LibX is a free, open-source scholars' extension for the Internet Explorer browser that lets people use services offered by their library. Users can search their library catalog(s) and databases through a search bar or through a context menu. The context menu is adaptive and configurable. LibX supports the catalogs of all major vendors. In addition, any resource that can be searched using an http GET request can be included, similar to Firefox's smart keywords.
Trove is an Australian online library database aggregator and service which includes full text documents, digital images, bibliographic and holdings data of items which are not available digitally, and a free faceted-search engine as a discovery tool. The database includes archives, images, newspapers, official documents, archived websites, manuscripts and other types of data. Hosted by the National Library of Australia in partnership with content providers, including members of the National and State Libraries Australia, it is one of the most well-respected and accessed GLAM services in Australia, with over 70,000 daily users.
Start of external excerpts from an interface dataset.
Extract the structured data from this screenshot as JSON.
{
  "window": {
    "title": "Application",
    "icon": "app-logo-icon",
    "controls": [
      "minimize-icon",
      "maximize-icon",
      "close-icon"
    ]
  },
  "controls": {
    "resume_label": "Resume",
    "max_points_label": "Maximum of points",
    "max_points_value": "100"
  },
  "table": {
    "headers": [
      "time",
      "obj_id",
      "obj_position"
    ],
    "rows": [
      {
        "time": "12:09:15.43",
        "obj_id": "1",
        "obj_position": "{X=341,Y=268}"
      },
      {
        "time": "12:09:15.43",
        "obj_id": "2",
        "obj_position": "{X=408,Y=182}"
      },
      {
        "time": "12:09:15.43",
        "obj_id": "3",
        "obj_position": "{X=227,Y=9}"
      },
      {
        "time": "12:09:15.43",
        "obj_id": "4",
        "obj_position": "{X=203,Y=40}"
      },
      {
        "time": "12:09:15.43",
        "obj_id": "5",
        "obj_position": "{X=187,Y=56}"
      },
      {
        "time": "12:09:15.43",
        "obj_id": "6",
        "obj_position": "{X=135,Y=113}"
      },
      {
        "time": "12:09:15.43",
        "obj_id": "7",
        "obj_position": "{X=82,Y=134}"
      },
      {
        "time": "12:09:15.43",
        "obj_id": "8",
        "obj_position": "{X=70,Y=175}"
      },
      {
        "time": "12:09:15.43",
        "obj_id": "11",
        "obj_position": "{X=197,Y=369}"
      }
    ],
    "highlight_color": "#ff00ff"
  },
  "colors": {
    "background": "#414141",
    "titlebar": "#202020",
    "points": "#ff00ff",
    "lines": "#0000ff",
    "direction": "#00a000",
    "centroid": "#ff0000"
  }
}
A library portal is an interface to access library resources and services through a single access and management point for users, combining the circulation and catalog functions of an integrated library system (ILS) with additional tools and facilities.
Discovery layer is a term for software used to search libraries. A library's discovery layer includes a search box that library users can type queries into, similar to a web search engine. In library science, this searching is called discovery. The results from discovery may include books and other print materials from the library's catalog, electronic resources such as e-journals or videos, and items stored in other libraries. The word "layer" indicates that the software is modular—it is front-end software, separable from an integrated library system (ILS).
Frederick G. Kilgour, a distinguished librarian who nearly 40 years ago transformed a consortium of Ohio libraries into what is now the largest library cooperative in the world, making the catalogs of thousands of libraries around the globe instantly accessible to far-flung patrons, died on Monday in Chapel Hill, N.C. He was 92.
Online ratings, tags, reviews, recommendations, lists, rankings, personal profiles—the social media revolution is here. It seems the world has exploded with Web 2.0, social networking tools and sites.
Breeding  also makes the following observations about the benefits of the search system: the presence of a more visually appealing interface; the grouping of related material; faceted navigation; and the capability for user-generated content (e.g., reviews). Eden  also refers to the advantages of user-generated content possible in WCL...
Online Computer Library Center has developed two new programs. One is called EPIC, a new command-driven full online service with sophisticated searching features, including subject searches, intended for librarians and other experienced users. The other, designed for end-users, is FirstSearch, which contains the database materials found in EPIC or subsets of them but has a menu interface that nonspecialists find easy to use. Both EPIC and FirstSearch make available the full OCLC Online Union Catalog (called WorldCat in FirstSearch), but they also function as online database services, offering their users a wide array of other databases.